ارتباط با ویژگی های بالینی: تجزیه و تحلیل توپوگرافی پتانسیل برانگیخته لیزری در سردرد تنشی مزمن
|کد مقاله||سال انتشار||مقاله انگلیسی||ترجمه فارسی||تعداد کلمات|
|36975||2006||صفحه PDF||سفارش دهید||محاسبه نشده|
Publisher : Elsevier - Science Direct (الزویر - ساینس دایرکت)
Journal : International Journal of Psychophysiology, Volume 62, Issue 1, October 2006, Pages 38–45
In the present study, we examined clinical and laser-evoked potentials (LEP) features in a group of chronic tension-type headache (CTTH) patients, in order to perform a topographic analysis of Laser evoked potentials (LEPs) and a correlation with clinical features. Eighteen patients suffering from CTTH [Headache Classification Subcommittee of the International Headache Society. The International Classification of Headache Disorders 2nd ed. Cephalalgia 2004; 24 Suppl 1, 1–159.] participated in the study. Twelve age- and sex-matched controls were also examined. We performed a basal evaluation of clinical features, Total Tenderness Score (TTS) and a topographic analysis of LEPs obtained by the hand and the pericranial points stimulation in all patients vs healthy subjects. The later LEPs, especially the P2 component, were significantly increased in amplitude in the CTTH group, specially when the pericranial points were stimulated. The P2 wave amplitude was correlated with TTS levels and anxiety scores. The results of this study confirm that pericranial tenderness is a phenomenon initiating a self-sustaining circuit, involving central sensitization at the level of the cortical nociceptive areas devoted to attentional and emotional components of pain.

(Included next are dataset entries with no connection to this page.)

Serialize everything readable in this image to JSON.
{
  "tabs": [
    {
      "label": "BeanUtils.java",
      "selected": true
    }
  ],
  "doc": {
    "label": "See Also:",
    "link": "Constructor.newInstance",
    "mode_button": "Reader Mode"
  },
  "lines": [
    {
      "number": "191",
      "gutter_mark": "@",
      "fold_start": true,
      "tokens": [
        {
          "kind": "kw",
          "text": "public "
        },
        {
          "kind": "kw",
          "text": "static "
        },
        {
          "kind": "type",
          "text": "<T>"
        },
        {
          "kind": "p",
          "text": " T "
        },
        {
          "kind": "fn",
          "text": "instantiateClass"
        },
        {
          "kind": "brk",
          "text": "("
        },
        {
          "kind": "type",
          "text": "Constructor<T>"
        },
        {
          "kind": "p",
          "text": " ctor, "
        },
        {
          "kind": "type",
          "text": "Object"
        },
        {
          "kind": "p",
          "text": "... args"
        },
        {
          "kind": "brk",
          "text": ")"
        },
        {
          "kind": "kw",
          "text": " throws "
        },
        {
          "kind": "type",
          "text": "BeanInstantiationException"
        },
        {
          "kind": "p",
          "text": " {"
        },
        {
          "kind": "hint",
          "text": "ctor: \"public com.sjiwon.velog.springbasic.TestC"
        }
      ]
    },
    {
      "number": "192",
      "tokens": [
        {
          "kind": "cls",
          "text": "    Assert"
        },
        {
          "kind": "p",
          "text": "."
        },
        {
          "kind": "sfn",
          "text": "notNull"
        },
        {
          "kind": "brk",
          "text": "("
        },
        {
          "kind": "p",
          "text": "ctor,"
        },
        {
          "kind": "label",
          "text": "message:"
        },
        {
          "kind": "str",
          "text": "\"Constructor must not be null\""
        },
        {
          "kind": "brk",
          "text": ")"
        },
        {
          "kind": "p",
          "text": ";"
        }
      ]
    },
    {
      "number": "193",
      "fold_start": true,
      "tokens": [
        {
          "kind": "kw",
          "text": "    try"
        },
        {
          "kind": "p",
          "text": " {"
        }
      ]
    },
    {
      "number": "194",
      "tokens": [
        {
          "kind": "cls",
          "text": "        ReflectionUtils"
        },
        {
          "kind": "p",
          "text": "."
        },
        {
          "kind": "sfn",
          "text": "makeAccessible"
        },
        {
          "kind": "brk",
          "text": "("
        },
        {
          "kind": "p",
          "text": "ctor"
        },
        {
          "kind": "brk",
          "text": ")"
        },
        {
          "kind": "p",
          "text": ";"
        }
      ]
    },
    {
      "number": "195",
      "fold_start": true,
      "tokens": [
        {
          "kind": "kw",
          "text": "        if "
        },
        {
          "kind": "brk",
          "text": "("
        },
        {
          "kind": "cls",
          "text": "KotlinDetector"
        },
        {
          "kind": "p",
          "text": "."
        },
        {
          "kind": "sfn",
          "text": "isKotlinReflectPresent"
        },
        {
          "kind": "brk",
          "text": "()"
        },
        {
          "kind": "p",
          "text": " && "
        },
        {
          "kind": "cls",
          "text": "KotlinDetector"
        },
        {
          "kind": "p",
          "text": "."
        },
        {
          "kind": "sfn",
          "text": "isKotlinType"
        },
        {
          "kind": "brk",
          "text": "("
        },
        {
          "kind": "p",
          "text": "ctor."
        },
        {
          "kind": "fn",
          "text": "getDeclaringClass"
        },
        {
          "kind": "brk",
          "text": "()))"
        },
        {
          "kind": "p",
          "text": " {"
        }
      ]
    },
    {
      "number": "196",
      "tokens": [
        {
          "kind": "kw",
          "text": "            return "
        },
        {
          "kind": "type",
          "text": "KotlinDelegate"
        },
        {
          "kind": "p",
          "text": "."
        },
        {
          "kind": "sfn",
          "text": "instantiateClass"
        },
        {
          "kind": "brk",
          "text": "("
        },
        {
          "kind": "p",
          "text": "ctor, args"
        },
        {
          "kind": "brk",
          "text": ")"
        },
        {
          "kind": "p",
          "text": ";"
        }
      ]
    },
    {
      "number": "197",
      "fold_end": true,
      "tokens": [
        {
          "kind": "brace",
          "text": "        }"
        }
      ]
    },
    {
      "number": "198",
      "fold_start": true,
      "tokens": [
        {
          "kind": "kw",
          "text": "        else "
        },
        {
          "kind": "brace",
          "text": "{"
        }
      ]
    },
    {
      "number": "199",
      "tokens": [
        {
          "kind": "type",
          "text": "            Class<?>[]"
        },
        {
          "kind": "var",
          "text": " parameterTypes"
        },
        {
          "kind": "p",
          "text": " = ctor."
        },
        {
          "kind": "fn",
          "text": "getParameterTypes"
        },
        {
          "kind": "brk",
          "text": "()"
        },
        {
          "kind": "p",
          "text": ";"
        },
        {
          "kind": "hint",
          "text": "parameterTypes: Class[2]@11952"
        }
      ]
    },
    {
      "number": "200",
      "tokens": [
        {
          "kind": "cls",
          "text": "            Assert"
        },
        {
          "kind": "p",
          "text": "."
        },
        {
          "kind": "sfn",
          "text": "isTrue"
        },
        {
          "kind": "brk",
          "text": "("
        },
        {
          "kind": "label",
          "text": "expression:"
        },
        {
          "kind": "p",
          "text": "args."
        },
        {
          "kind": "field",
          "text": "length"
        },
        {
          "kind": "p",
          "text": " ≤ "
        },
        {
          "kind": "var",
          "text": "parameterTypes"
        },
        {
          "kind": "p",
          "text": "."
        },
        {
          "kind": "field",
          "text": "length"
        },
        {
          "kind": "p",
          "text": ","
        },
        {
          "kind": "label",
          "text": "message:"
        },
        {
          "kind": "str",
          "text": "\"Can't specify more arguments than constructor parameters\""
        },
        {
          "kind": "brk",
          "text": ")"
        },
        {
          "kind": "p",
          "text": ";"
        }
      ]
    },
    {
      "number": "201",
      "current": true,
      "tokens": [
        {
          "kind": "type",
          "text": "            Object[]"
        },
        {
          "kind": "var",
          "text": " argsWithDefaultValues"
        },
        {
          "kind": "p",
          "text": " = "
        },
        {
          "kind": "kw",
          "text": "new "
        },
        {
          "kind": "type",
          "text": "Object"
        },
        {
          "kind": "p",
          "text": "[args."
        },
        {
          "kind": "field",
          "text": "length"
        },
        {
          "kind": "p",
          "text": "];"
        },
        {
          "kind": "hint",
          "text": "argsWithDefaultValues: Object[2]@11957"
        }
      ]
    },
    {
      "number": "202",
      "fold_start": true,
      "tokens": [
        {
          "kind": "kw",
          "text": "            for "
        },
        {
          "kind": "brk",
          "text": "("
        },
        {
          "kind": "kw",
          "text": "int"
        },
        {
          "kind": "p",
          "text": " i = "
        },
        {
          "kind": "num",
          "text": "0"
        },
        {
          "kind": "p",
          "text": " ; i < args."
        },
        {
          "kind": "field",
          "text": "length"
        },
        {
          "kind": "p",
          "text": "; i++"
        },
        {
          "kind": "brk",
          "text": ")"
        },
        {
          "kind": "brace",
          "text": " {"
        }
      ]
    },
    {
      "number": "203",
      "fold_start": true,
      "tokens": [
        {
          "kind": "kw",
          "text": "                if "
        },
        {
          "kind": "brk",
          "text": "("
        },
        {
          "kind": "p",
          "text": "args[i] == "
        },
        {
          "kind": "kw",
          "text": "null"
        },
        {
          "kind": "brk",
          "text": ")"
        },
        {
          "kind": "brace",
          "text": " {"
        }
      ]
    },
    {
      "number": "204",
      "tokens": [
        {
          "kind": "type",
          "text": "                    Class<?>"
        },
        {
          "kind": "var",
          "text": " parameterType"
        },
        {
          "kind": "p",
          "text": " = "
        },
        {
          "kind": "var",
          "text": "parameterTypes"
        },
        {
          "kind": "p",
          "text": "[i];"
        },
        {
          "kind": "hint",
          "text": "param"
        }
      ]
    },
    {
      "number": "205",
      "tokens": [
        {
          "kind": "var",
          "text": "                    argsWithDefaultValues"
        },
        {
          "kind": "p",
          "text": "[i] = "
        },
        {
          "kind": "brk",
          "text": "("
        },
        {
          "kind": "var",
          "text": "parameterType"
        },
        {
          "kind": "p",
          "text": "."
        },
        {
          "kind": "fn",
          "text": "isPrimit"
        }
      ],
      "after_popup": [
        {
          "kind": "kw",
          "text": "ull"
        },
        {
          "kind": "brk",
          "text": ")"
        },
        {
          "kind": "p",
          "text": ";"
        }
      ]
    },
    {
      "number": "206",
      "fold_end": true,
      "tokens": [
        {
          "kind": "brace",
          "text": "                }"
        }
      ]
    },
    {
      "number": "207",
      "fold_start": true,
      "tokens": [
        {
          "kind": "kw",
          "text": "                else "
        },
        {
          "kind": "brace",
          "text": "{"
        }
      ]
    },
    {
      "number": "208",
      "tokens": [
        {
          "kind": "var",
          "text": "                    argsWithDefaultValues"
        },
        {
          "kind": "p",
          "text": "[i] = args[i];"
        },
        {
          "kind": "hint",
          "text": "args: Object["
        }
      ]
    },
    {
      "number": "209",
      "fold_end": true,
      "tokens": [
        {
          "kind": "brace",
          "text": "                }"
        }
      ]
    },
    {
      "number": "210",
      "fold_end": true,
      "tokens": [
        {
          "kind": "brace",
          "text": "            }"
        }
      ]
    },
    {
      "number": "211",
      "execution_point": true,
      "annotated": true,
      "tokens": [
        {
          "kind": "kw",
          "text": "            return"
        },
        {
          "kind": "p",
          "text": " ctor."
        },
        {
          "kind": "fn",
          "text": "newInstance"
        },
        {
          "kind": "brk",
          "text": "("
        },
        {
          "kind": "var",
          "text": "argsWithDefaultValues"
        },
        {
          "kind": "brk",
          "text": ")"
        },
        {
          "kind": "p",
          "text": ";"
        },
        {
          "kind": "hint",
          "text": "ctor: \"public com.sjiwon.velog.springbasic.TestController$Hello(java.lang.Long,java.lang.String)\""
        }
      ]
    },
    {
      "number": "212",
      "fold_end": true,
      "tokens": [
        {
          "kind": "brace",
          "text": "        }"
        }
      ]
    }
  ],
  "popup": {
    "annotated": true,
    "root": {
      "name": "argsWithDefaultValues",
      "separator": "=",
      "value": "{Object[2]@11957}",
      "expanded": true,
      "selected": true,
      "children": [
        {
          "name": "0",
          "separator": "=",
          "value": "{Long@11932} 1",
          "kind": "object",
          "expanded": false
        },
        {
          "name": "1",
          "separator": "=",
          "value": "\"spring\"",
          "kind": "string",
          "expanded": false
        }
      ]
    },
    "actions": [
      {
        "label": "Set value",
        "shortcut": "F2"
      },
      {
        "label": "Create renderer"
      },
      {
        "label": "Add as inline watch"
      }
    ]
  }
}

Although tension-type headache (TTH) is the most common type of primary headache, its pathophysiology is poorly understood. The best documented abnormality in patients with TTH is increased pericranial myofascial tenderness (Vandenheede and Schoenen, 2002 and Jensen, 2003). With manual palpation of head and neck muscles, increased pericranial tenderness was found in patients with both episodic and chronic TTH (CTTH). It was demonstrated that the pericranial tenderness was positively associated with both the intensity and the frequency of tension-type headache (Bendtsen, 2000 and Jensen et al., 1993). It is generally accepted that myofascial tenderness probably plays a key role in the pathophysiology of tension-type headache. The search for peripheral mechanisms responsible for sensitization of myofascial nociceptors has however largely been unsuccessful, and muscle contraction appears to be a consequence of myofascial pain rather than a causal factor (Bendtsen, 2000). Recently, a pathophysiological model for tension-type headache was proposed. According to this hypothesis, the main problem is central sensitization at the level of the spinal dorsal horn/trigeminal nucleus, resulting from prolonged nociceptive inputs from pericranial myofascial tissues. This central sensitization is posited to cause supraspinal sensitization and central neuroplastic changes, possibly leading to increased pericranial muscle activity (Bendtsen, 2000). In a recent study we examined features of laser evoked potentials (LEPs) (Bromm and Treede, 1984 and Bromm and Treede, 1991), as well as cutaneous heat–pain thresholds to laser stimulation, in relation to the tenderness of pericranial muscles in chronic tension-type headache (CTTH), during a pain-free phase (de Tommaso et al., 2003). The amplitude of the N2–P2 complex elicited by stimulation of the pericranial zone was greater in CTTH patients than in controls; the amplitude increase was significantly associated with the Total Tenderness Score (TTS, Langermark and Olesen, 1987). Our findings suggested that pericranial tenderness may be a primary phenomenon that precedes headache, mediated by increased pain awareness at the cortical level. In that study, LEPs were examined by a derivation on the vertex to record the greatest waves. Multichannel recording of LEPs allows the performance of a topographic analysis, and the examination of all the LEP components (Valeriani et al., 2000), the earlier originating from the suprasylvian region (parietal operculum, SII), (Garcia-Larrea et al., 2003) mainly devoted to the discriminative component of pain, (Iannettia et al., 2005) and the later from the anterior cingulate cortex (ACC), (Garcia-Larrea et al., 2003) subtending the attentive and emotive features of pain (Peyron et al., 2000). The aim of the present study was to extend previous analysis of LEPs in chronic tension-type headache, by performing multichannel topographic analysis in a new headache patients series during the pain-free phase in comparison to a group of normal subjects, and correlating the LEP findings with the Total Tenderness Score, the main clinical features, and the levels of anxiety and depression scored by the Zung, 1965 and Zung et al., 1976 scales.